### [YOUR OBJECTIVE]
Make an exact copy of each entry, leaving out every picture.

DATA FOR ANALYSIS below:

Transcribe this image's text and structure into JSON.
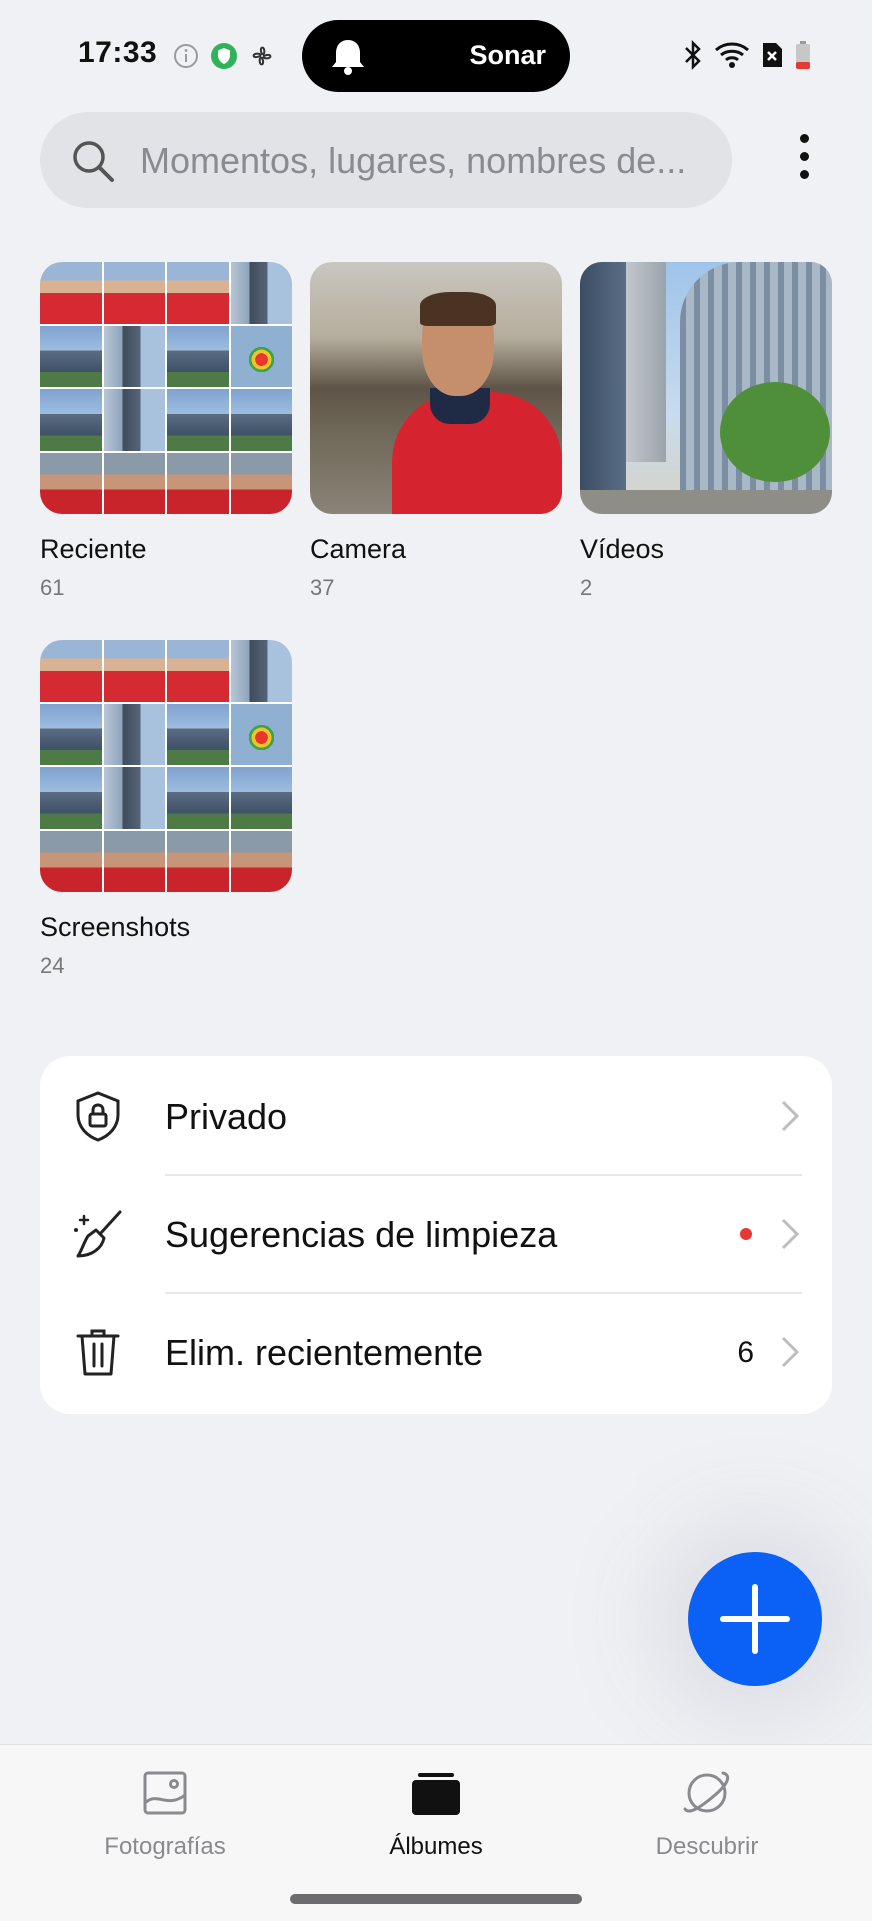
{
  "status_bar": {
    "time": "17:33",
    "alert_label": "Sonar"
  },
  "search": {
    "placeholder": "Momentos, lugares, nombres de..."
  },
  "albums": [
    {
      "name": "Reciente",
      "count": "61"
    },
    {
      "name": "Camera",
      "count": "37"
    },
    {
      "name": "Vídeos",
      "count": "2"
    },
    {
      "name": "Screenshots",
      "count": "24"
    }
  ],
  "list": {
    "privado": {
      "label": "Privado"
    },
    "sugerencias": {
      "label": "Sugerencias de limpieza"
    },
    "eliminados": {
      "label": "Elim. recientemente",
      "count": "6"
    }
  },
  "bottom_nav": {
    "fotografias": "Fotografías",
    "albumes": "Álbumes",
    "descubrir": "Descubrir"
  },
  "colors": {
    "accent": "#0b61f5",
    "background": "#f0f1f4",
    "badge_dot": "#e53935"
  }
}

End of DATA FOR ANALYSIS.

### [SOLUTION]
Transcribe this image's text and structure into JSON.
{
  "status_bar": {
    "time": "17:33",
    "alert_label": "Sonar"
  },
  "search": {
    "placeholder": "Momentos, lugares, nombres de..."
  },
  "albums": [
    {
      "name": "Reciente",
      "count": "61"
    },
    {
      "name": "Camera",
      "count": "37"
    },
    {
      "name": "Vídeos",
      "count": "2"
    },
    {
      "name": "Screenshots",
      "count": "24"
    }
  ],
  "list": {
    "privado": {
      "label": "Privado"
    },
    "sugerencias": {
      "label": "Sugerencias de limpieza"
    },
    "eliminados": {
      "label": "Elim. recientemente",
      "count": "6"
    }
  },
  "bottom_nav": {
    "fotografias": "Fotografías",
    "albumes": "Álbumes",
    "descubrir": "Descubrir"
  },
  "colors": {
    "accent": "#0b61f5",
    "background": "#f0f1f4",
    "badge_dot": "#e53935"
  }
}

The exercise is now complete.